I can say though, with some pride, that I struggled and enjoyed reading the poetry of Goethe, Heine, Hugo and Baudelaire in those excellent bi-lingual books where you have the original language on one page and the translation on the other. These books used to sit in the smallest room in the house which became, in time, a centre of learning.
I am not demoting poetry if I say that it is ideally suited to this least glamourous of locations. Short, regular visits will do wonders for your bowels but they will also give you sharp, brilliantly focused insights for the rest of your day and beyond. Just as it did for an art historian acquaintance who learnt his stuff by hanging fine art calendars on the back of the bathroom door.
Those supreme Germans, Johann Sebastian Bach and Ludwig van Beethoven, I guess, need no special pleading, even if their French successors, Berlioz and Debussy do – well, to some unadventurous folk and to all those people who don’t listen to classical music.
I have loved the works of all these people, both German and French, and I have also relished those moments when I have been lucky enough to have time to drink coffee outside a Parisian cafe or to eat, in one of those wickedly outrageous Berlin beer cellars, a German sausage with German mustard enclosed in, what is for me the best of all breads, a German roll.
I am an innocent at heart.
So let’s hear it for the Germans and the French.
Yesterday, at those press conferences in London………
Whose side were you on?
One one side we had President Obama, all charm and ambition with his new friend, Gordon Brown, who is full of ideas even if you don’t warm to him….
Or, on the other side, Monsieur Sarkozy and Frau Merkel?
None of us should go in for caricatures, if we can help it but……
Who was lively, pushy and optimistic?
Who was sensible with a pronounced stiff upper lip?
Who was over-excitable and gesticulating?
And who was aggressive and humourless?
I know they were really speaking to their homeland electorates but did Merkel and Sarkozy really have to come on stage as the ugly sisters to Brown’s Cinderella and Obama’s Prince Charming?
They disagree with the main thrust of the G20 summit, which is to secure a rapid international agreement to put money into a massive stimulus to the World’s sickening economy. I hope they will all live happily ever afterwards when the G20 summit issues its final statement.
In the end, it is bound to be a love-in, these summits statements are always written up as success stories.
I guess they needed to stamp their feet to show that they were there when the real drama in London was going on between Obama and the Chinese and Russian leaders.
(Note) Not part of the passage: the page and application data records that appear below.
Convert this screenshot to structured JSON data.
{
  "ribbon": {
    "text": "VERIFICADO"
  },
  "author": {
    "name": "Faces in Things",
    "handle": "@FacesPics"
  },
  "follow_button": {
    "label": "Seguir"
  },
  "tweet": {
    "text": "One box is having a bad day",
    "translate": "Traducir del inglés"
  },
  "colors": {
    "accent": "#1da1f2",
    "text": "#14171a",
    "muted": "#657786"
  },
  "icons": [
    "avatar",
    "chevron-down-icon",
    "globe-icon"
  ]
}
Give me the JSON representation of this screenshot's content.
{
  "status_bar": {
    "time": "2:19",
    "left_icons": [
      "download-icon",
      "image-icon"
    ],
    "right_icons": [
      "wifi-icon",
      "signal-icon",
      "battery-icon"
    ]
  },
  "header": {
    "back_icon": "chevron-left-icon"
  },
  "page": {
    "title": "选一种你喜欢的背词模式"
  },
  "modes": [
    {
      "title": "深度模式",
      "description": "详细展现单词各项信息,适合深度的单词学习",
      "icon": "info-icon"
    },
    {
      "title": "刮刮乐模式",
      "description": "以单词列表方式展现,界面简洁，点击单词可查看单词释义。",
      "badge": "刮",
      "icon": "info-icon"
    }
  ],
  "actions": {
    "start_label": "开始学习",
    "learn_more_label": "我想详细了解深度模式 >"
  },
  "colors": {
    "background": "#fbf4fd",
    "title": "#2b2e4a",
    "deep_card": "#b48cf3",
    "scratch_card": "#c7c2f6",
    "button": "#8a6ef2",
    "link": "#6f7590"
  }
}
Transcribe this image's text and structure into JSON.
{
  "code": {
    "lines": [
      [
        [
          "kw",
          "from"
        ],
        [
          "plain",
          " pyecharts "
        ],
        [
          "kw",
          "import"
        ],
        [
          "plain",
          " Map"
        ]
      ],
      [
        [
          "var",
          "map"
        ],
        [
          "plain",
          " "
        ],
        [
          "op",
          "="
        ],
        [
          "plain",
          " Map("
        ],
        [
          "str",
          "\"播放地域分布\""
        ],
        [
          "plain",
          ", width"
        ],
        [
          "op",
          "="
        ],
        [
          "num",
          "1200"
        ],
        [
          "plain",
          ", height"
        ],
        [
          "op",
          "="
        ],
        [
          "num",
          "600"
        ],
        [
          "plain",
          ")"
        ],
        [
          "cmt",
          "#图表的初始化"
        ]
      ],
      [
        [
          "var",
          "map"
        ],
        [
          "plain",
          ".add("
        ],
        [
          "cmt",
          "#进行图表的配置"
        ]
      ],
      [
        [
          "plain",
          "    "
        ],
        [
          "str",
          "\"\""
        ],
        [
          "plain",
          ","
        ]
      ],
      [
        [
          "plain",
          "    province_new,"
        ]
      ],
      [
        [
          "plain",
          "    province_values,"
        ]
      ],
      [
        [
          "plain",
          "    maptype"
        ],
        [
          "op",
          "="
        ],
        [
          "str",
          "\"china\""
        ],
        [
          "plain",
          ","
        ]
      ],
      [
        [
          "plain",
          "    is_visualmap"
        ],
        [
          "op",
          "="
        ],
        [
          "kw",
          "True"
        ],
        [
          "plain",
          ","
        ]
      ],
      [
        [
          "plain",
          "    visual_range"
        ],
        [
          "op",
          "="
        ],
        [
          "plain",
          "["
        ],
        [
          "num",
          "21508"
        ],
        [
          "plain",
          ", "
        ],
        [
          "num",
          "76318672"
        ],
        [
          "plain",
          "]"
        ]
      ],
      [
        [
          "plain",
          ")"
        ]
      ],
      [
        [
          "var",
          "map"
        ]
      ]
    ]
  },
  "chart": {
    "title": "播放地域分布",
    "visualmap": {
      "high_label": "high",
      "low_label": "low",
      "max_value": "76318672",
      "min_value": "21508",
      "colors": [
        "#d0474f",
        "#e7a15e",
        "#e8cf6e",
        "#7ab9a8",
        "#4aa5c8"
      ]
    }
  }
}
Those meetings could go on to save the World’s economy by putting a load of money into the International Monetary Fund and, dare I even wish for it, bring an end to nuclear weapons.
I haven’t even mentioned any American, Russian or Chinese writers – it is far too easy, but it is definitely not cozy, to be provincial.